    Although numerous studies have considered the effects of having health insurance on access to health care, physical health, and mortality risk, the association between insurance coverage and mental health has been surprisingly understudied. Building on previous work, we use data collected from a two-year follow-up of low-income women living in Boston, Chicago, and San Antonio to estimate a series of latent fixed-effects regression models assessing the association between insurance status and symptoms of psychological distress.

  2. 2014 Presidential Address: Cultural Knowledge and Social Inequality

    Using both qualitative longitudinal data collected 20 years after the original Unequal Childhoodsstudy and interview data from a study of upwardly mobile adults, this address demonstrates how cultural knowledge matters when white and African American young adults of differing class backgrounds navigate key institutions. I find that middle-class young adults had more knowledge than their working-class or poor counterparts of the “rules of the game” regarding how institutions worked. They also displayed more of a sense of entitlement to ask for help.

  3. Class and Inequality in Piketty

    Erik Olin Wright on last year's best-seller, Capital in the Twenty-First Century.

  4. From Ferguson to France

    Jean Beaman compares the conditions that led to 2005 uprisings in French banlieues and 2014 protests in cities across the U.S.

  5. Discrimination and Dress Codes in Urban Nightlife

    http://ctx.sagepub.com/content/14/1/38.abstract

  6. Do Differences in School Quality Matter More Than We Thought? New Evidence on Educational Opportunity in the Twenty-first Century

    Do schools reduce or perpetuate inequality by race and family income? Most studies conclude that schools play only a small role in explaining socioeconomic and racial disparities in educational outcomes, but they usually draw this conclusion based solely on test scores. We reconsider this finding using longitudinal data on test scores and four-year college attendance among high school students in Massachusetts and Texas. We show that unexplained differences between high schools are larger for college attendance than for test scores.

  7. Review Essays: Centering the Edge in the Shift from Inequality to Expulsion

    Michael D. Kennedy Expulsions: Brutality and Complexity in the Global Economy, by Saskia Sassen.

  8. Review Essays: The Re-Appearance of Race and Ethnicity

    Dina G. Okamoto reviews Ethnic Boundary Making: Institutions, Power, Networks, by Andreas Wimmer.

  9. 2013 Presidential Address: Why Status Matters for Inequality

    To understand the mechanisms behind social inequality, this address argues that we need to more thoroughly incorporate the effects of status—inequality based on differences in esteem and respect—alongside those based on resources and power. As a micro motive for behavior, status is as significant as money and power. At a macro level, status stabilizes resource and power inequality by transforming it into cultural status beliefs about group differences regarding who is “better” (esteemed and competent).

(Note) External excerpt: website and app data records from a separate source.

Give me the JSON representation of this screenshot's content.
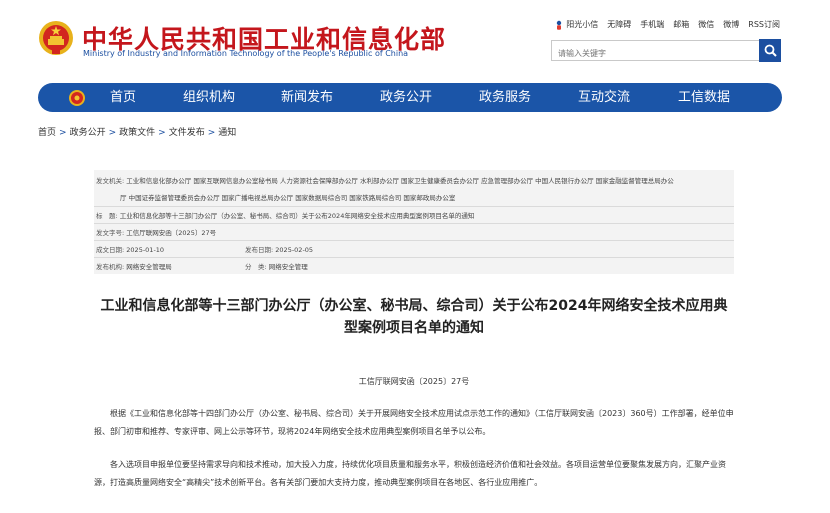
{
  "header": {
    "title": "中华人民共和国工业和信息化部",
    "subtitle": "Ministry of Industry and Information Technology of the People's Republic of China",
    "links": [
      "阳光小信",
      "无障碍",
      "手机端",
      "邮箱",
      "微信",
      "微博",
      "RSS订阅"
    ],
    "search_placeholder": "请输入关键字"
  },
  "nav": {
    "items": [
      "首页",
      "组织机构",
      "新闻发布",
      "政务公开",
      "政务服务",
      "互动交流",
      "工信数据"
    ]
  },
  "breadcrumb": [
    "首页",
    "政务公开",
    "政策文件",
    "文件发布",
    "通知"
  ],
  "meta": {
    "issuer_label": "发文机关:",
    "issuer_line1": "工业和信息化部办公厅 国家互联网信息办公室秘书局 人力资源社会保障部办公厅 水利部办公厅 国家卫生健康委员会办公厅 应急管理部办公厅 中国人民银行办公厅 国家金融监督管理总局办公",
    "issuer_line2": "厅 中国证券监督管理委员会办公厅 国家广播电视总局办公厅 国家数据局综合司 国家铁路局综合司 国家邮政局办公室",
    "title_label": "标　题:",
    "title_value": "工业和信息化部等十三部门办公厅（办公室、秘书局、综合司）关于公布2024年网络安全技术应用典型案例项目名单的通知",
    "docno_label": "发文字号:",
    "docno_value": "工信厅联网安函〔2025〕27号",
    "created_label": "成文日期:",
    "created_value": "2025-01-10",
    "published_label": "发布日期:",
    "published_value": "2025-02-05",
    "org_label": "发布机构:",
    "org_value": "网络安全管理局",
    "category_label": "分　类:",
    "category_value": "网络安全管理"
  },
  "article": {
    "title_line1": "工业和信息化部等十三部门办公厅（办公室、秘书局、综合司）关于公布2024年网络安全技术应用典",
    "title_line2": "型案例项目名单的通知",
    "doc_number": "工信厅联网安函〔2025〕27号",
    "paragraph1": "根据《工业和信息化部等十四部门办公厅（办公室、秘书局、综合司）关于开展网络安全技术应用试点示范工作的通知》（工信厅联网安函〔2023〕360号）工作部署，经单位申报、部门初审和推荐、专家评审、网上公示等环节，现将2024年网络安全技术应用典型案例项目名单予以公布。",
    "paragraph2": "各入选项目申报单位要坚持需求导向和技术推动，加大投入力度，持续优化项目质量和服务水平，积极创造经济价值和社会效益。各项目运营单位要聚焦发展方向，汇聚产业资源，打造高质量网络安全“高精尖”技术创新平台。各有关部门要加大支持力度，推动典型案例项目在各地区、各行业应用推广。"
  },
  "colors": {
    "brand_red": "#c4161c",
    "nav_blue": "#1b55a8",
    "link_blue": "#1c4fa0"
  }
}
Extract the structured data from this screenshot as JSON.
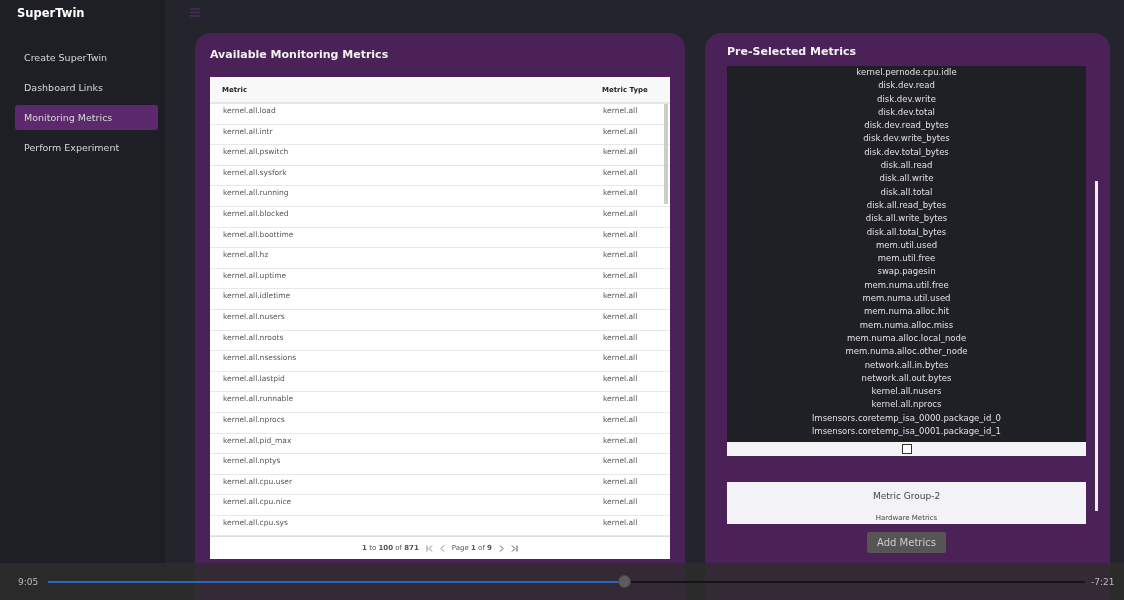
{
  "app": {
    "title": "SuperTwin"
  },
  "menu": [
    {
      "label": "Create SuperTwin",
      "selected": false
    },
    {
      "label": "Dashboard Links",
      "selected": false
    },
    {
      "label": "Monitoring Metrics",
      "selected": true
    },
    {
      "label": "Perform Experiment",
      "selected": false
    }
  ],
  "available_metrics": {
    "title": "Available Monitoring Metrics",
    "columns": [
      "Metric",
      "Metric Type"
    ],
    "rows": [
      [
        "kernel.all.load",
        "kernel.all"
      ],
      [
        "kernel.all.intr",
        "kernel.all"
      ],
      [
        "kernel.all.pswitch",
        "kernel.all"
      ],
      [
        "kernel.all.sysfork",
        "kernel.all"
      ],
      [
        "kernel.all.running",
        "kernel.all"
      ],
      [
        "kernel.all.blocked",
        "kernel.all"
      ],
      [
        "kernel.all.boottime",
        "kernel.all"
      ],
      [
        "kernel.all.hz",
        "kernel.all"
      ],
      [
        "kernel.all.uptime",
        "kernel.all"
      ],
      [
        "kernel.all.idletime",
        "kernel.all"
      ],
      [
        "kernel.all.nusers",
        "kernel.all"
      ],
      [
        "kernel.all.nroots",
        "kernel.all"
      ],
      [
        "kernel.all.nsessions",
        "kernel.all"
      ],
      [
        "kernel.all.lastpid",
        "kernel.all"
      ],
      [
        "kernel.all.runnable",
        "kernel.all"
      ],
      [
        "kernel.all.nprocs",
        "kernel.all"
      ],
      [
        "kernel.all.pid_max",
        "kernel.all"
      ],
      [
        "kernel.all.nptys",
        "kernel.all"
      ],
      [
        "kernel.all.cpu.user",
        "kernel.all"
      ],
      [
        "kernel.all.cpu.nice",
        "kernel.all"
      ],
      [
        "kernel.all.cpu.sys",
        "kernel.all"
      ]
    ],
    "pagination": {
      "range": "**1** to **100** of **871**",
      "page": "Page **1** of **9**"
    }
  },
  "preselected_metrics": {
    "title": "Pre-Selected Metrics",
    "items": [
      "kernel.pernode.cpu.idle",
      "disk.dev.read",
      "disk.dev.write",
      "disk.dev.total",
      "disk.dev.read_bytes",
      "disk.dev.write_bytes",
      "disk.dev.total_bytes",
      "disk.all.read",
      "disk.all.write",
      "disk.all.total",
      "disk.all.read_bytes",
      "disk.all.write_bytes",
      "disk.all.total_bytes",
      "mem.util.used",
      "mem.util.free",
      "swap.pagesin",
      "mem.numa.util.free",
      "mem.numa.util.used",
      "mem.numa.alloc.hit",
      "mem.numa.alloc.miss",
      "mem.numa.alloc.local_node",
      "mem.numa.alloc.other_node",
      "network.all.in.bytes",
      "network.all.out.bytes",
      "kernel.all.nusers",
      "kernel.all.nprocs",
      "lmsensors.coretemp_isa_0000.package_id_0",
      "lmsensors.coretemp_isa_0001.package_id_1"
    ],
    "checked": false,
    "group": {
      "title": "Metric Group-2",
      "subtitle": "Hardware Metrics"
    },
    "button": "Add Metrics"
  },
  "video_player": {
    "elapsed": "9:05",
    "remaining": "-7:21",
    "level": 0.555
  }
}
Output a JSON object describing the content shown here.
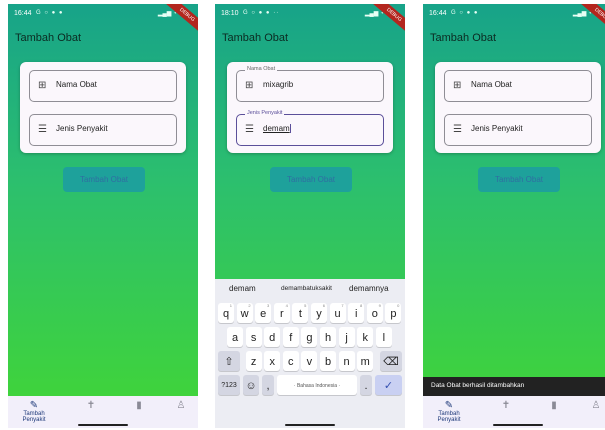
{
  "colors": {
    "accent": "#1ea19b",
    "gradient_top": "#17a389",
    "gradient_bottom": "#3fd33c",
    "nav_active": "#1f3a7a"
  },
  "screens": [
    {
      "status": {
        "time": "16:44",
        "icons": "G ○ ● ●"
      },
      "title": "Tambah Obat",
      "field1": {
        "text": "Nama Obat",
        "icon": "pill-add-icon"
      },
      "field2": {
        "text": "Jenis Penyakit",
        "icon": "note-add-icon"
      },
      "save_button": "Tambah Obat",
      "nav": {
        "active_label": "Tambah Penyakit"
      }
    },
    {
      "status": {
        "time": "18:10",
        "icons": "G ○ ● ● ··"
      },
      "title": "Tambah Obat",
      "field1": {
        "label": "Nama Obat",
        "text": "mixagrib",
        "icon": "pill-add-icon"
      },
      "field2": {
        "label": "Jenis Penyakit",
        "text": "demam",
        "icon": "note-add-icon"
      },
      "save_button": "Tambah Obat",
      "keyboard": {
        "suggestions": [
          "demam",
          "demambatuksakit",
          "demamnya"
        ],
        "row1": [
          "q",
          "w",
          "e",
          "r",
          "t",
          "y",
          "u",
          "i",
          "o",
          "p"
        ],
        "row1_hints": [
          "1",
          "2",
          "3",
          "4",
          "5",
          "6",
          "7",
          "8",
          "9",
          "0"
        ],
        "row2": [
          "a",
          "s",
          "d",
          "f",
          "g",
          "h",
          "j",
          "k",
          "l"
        ],
        "row3": [
          "z",
          "x",
          "c",
          "v",
          "b",
          "n",
          "m"
        ],
        "shift": "⇧",
        "backspace": "⌫",
        "numbers": "?123",
        "emoji": "☺",
        "comma": ",",
        "space": "· Bahasa Indonesia ·",
        "period": ".",
        "enter": "✓"
      }
    },
    {
      "status": {
        "time": "16:44",
        "icons": "G ○ ● ●"
      },
      "title": "Tambah Obat",
      "field1": {
        "text": "Nama Obat",
        "icon": "pill-add-icon"
      },
      "field2": {
        "text": "Jenis Penyakit",
        "icon": "note-add-icon"
      },
      "save_button": "Tambah Obat",
      "snackbar": "Data Obat berhasil ditambahkan",
      "nav": {
        "active_label": "Tambah Penyakit"
      }
    }
  ]
}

  10. Racial Differences in Depression Trajectories among Older Women: Socioeconomic, Family, and Health Influences

    Despite recent increases in life course research on mental illness, important questions remain about the social patterning of, and explanations for, depression trajectories among women in later life. The authors investigate competing theoretical frameworks for the age patterning of depressive symptoms and the physical health, socioeconomic, and family mechanisms differentiating black and white women.